*** Opening Dataset records ***
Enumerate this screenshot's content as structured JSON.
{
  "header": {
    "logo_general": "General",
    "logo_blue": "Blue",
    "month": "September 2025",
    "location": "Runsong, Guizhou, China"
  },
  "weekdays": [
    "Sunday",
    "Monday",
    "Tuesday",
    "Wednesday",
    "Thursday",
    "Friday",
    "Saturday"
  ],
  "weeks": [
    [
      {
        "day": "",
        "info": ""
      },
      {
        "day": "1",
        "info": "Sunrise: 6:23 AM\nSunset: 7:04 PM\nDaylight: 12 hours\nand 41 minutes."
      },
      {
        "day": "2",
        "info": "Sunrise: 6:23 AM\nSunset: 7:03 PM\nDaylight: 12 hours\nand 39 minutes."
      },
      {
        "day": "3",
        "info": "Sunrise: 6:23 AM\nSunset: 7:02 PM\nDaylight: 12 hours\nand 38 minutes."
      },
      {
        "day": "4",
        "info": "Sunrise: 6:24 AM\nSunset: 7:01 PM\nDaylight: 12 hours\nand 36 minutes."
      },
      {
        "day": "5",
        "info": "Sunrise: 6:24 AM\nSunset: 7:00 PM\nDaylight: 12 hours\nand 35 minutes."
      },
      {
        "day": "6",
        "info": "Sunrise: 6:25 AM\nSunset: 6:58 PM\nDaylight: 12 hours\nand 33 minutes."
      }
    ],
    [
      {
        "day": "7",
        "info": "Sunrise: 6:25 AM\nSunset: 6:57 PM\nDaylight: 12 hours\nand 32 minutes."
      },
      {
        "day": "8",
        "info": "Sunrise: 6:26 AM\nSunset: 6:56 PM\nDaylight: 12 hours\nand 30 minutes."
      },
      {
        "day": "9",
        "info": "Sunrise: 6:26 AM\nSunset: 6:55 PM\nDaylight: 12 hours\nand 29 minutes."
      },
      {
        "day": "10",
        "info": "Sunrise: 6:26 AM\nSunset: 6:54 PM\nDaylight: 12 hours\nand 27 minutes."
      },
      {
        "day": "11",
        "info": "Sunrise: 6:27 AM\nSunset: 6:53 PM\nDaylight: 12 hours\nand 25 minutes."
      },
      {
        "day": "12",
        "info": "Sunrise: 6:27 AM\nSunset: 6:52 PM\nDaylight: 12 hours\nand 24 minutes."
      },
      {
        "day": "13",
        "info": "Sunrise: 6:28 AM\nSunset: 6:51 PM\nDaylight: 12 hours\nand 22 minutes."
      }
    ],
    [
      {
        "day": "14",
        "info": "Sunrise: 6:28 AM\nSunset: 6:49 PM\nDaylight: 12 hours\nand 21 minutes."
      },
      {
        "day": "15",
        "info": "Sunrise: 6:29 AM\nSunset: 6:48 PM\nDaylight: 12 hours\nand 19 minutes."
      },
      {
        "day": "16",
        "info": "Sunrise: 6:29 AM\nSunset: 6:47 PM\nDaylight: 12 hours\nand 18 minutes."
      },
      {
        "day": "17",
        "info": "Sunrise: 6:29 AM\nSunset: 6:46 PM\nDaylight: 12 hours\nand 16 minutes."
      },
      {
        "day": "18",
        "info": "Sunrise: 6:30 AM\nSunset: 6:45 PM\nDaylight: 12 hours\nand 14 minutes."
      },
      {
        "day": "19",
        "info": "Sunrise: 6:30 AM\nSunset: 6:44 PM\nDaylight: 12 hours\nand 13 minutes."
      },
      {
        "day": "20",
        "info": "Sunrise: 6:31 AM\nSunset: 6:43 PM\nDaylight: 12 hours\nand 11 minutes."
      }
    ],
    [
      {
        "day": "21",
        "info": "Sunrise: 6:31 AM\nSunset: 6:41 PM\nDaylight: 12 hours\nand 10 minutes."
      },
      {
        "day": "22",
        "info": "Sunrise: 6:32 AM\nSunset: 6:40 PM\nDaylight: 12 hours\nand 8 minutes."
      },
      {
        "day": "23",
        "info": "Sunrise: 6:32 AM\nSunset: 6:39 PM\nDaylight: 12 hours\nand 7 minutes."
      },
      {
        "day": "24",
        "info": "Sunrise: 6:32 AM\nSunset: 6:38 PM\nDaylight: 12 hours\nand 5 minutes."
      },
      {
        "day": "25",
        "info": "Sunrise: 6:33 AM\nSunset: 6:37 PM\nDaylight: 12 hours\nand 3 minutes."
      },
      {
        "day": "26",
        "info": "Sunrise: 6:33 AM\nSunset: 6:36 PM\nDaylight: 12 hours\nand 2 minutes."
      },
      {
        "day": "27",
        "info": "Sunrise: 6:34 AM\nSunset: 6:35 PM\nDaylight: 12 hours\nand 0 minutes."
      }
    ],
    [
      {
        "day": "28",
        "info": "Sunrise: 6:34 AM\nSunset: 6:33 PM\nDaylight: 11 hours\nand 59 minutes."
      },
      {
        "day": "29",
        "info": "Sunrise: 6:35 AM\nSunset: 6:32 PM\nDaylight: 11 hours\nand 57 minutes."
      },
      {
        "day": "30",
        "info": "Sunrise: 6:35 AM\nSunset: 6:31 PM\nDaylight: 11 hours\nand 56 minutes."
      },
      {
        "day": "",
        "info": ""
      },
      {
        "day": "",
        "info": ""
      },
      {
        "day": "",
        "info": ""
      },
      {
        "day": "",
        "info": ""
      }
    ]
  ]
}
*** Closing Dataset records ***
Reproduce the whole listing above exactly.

● Problem solution:
Enumerate this screenshot's content as structured JSON.
{
  "header": {
    "logo_general": "General",
    "logo_blue": "Blue",
    "month": "September 2025",
    "location": "Runsong, Guizhou, China"
  },
  "weekdays": [
    "Sunday",
    "Monday",
    "Tuesday",
    "Wednesday",
    "Thursday",
    "Friday",
    "Saturday"
  ],
  "weeks": [
    [
      {
        "day": "",
        "info": ""
      },
      {
        "day": "1",
        "info": "Sunrise: 6:23 AM\nSunset: 7:04 PM\nDaylight: 12 hours\nand 41 minutes."
      },
      {
        "day": "2",
        "info": "Sunrise: 6:23 AM\nSunset: 7:03 PM\nDaylight: 12 hours\nand 39 minutes."
      },
      {
        "day": "3",
        "info": "Sunrise: 6:23 AM\nSunset: 7:02 PM\nDaylight: 12 hours\nand 38 minutes."
      },
      {
        "day": "4",
        "info": "Sunrise: 6:24 AM\nSunset: 7:01 PM\nDaylight: 12 hours\nand 36 minutes."
      },
      {
        "day": "5",
        "info": "Sunrise: 6:24 AM\nSunset: 7:00 PM\nDaylight: 12 hours\nand 35 minutes."
      },
      {
        "day": "6",
        "info": "Sunrise: 6:25 AM\nSunset: 6:58 PM\nDaylight: 12 hours\nand 33 minutes."
      }
    ],
    [
      {
        "day": "7",
        "info": "Sunrise: 6:25 AM\nSunset: 6:57 PM\nDaylight: 12 hours\nand 32 minutes."
      },
      {
        "day": "8",
        "info": "Sunrise: 6:26 AM\nSunset: 6:56 PM\nDaylight: 12 hours\nand 30 minutes."
      },
      {
        "day": "9",
        "info": "Sunrise: 6:26 AM\nSunset: 6:55 PM\nDaylight: 12 hours\nand 29 minutes."
      },
      {
        "day": "10",
        "info": "Sunrise: 6:26 AM\nSunset: 6:54 PM\nDaylight: 12 hours\nand 27 minutes."
      },
      {
        "day": "11",
        "info": "Sunrise: 6:27 AM\nSunset: 6:53 PM\nDaylight: 12 hours\nand 25 minutes."
      },
      {
        "day": "12",
        "info": "Sunrise: 6:27 AM\nSunset: 6:52 PM\nDaylight: 12 hours\nand 24 minutes."
      },
      {
        "day": "13",
        "info": "Sunrise: 6:28 AM\nSunset: 6:51 PM\nDaylight: 12 hours\nand 22 minutes."
      }
    ],
    [
      {
        "day": "14",
        "info": "Sunrise: 6:28 AM\nSunset: 6:49 PM\nDaylight: 12 hours\nand 21 minutes."
      },
      {
        "day": "15",
        "info": "Sunrise: 6:29 AM\nSunset: 6:48 PM\nDaylight: 12 hours\nand 19 minutes."
      },
      {
        "day": "16",
        "info": "Sunrise: 6:29 AM\nSunset: 6:47 PM\nDaylight: 12 hours\nand 18 minutes."
      },
      {
        "day": "17",
        "info": "Sunrise: 6:29 AM\nSunset: 6:46 PM\nDaylight: 12 hours\nand 16 minutes."
      },
      {
        "day": "18",
        "info": "Sunrise: 6:30 AM\nSunset: 6:45 PM\nDaylight: 12 hours\nand 14 minutes."
      },
      {
        "day": "19",
        "info": "Sunrise: 6:30 AM\nSunset: 6:44 PM\nDaylight: 12 hours\nand 13 minutes."
      },
      {
        "day": "20",
        "info": "Sunrise: 6:31 AM\nSunset: 6:43 PM\nDaylight: 12 hours\nand 11 minutes."
      }
    ],
    [
      {
        "day": "21",
        "info": "Sunrise: 6:31 AM\nSunset: 6:41 PM\nDaylight: 12 hours\nand 10 minutes."
      },
      {
        "day": "22",
        "info": "Sunrise: 6:32 AM\nSunset: 6:40 PM\nDaylight: 12 hours\nand 8 minutes."
      },
      {
        "day": "23",
        "info": "Sunrise: 6:32 AM\nSunset: 6:39 PM\nDaylight: 12 hours\nand 7 minutes."
      },
      {
        "day": "24",
        "info": "Sunrise: 6:32 AM\nSunset: 6:38 PM\nDaylight: 12 hours\nand 5 minutes."
      },
      {
        "day": "25",
        "info": "Sunrise: 6:33 AM\nSunset: 6:37 PM\nDaylight: 12 hours\nand 3 minutes."
      },
      {
        "day": "26",
        "info": "Sunrise: 6:33 AM\nSunset: 6:36 PM\nDaylight: 12 hours\nand 2 minutes."
      },
      {
        "day": "27",
        "info": "Sunrise: 6:34 AM\nSunset: 6:35 PM\nDaylight: 12 hours\nand 0 minutes."
      }
    ],
    [
      {
        "day": "28",
        "info": "Sunrise: 6:34 AM\nSunset: 6:33 PM\nDaylight: 11 hours\nand 59 minutes."
      },
      {
        "day": "29",
        "info": "Sunrise: 6:35 AM\nSunset: 6:32 PM\nDaylight: 11 hours\nand 57 minutes."
      },
      {
        "day": "30",
        "info": "Sunrise: 6:35 AM\nSunset: 6:31 PM\nDaylight: 11 hours\nand 56 minutes."
      },
      {
        "day": "",
        "info": ""
      },
      {
        "day": "",
        "info": ""
      },
      {
        "day": "",
        "info": ""
      },
      {
        "day": "",
        "info": ""
      }
    ]
  ]
}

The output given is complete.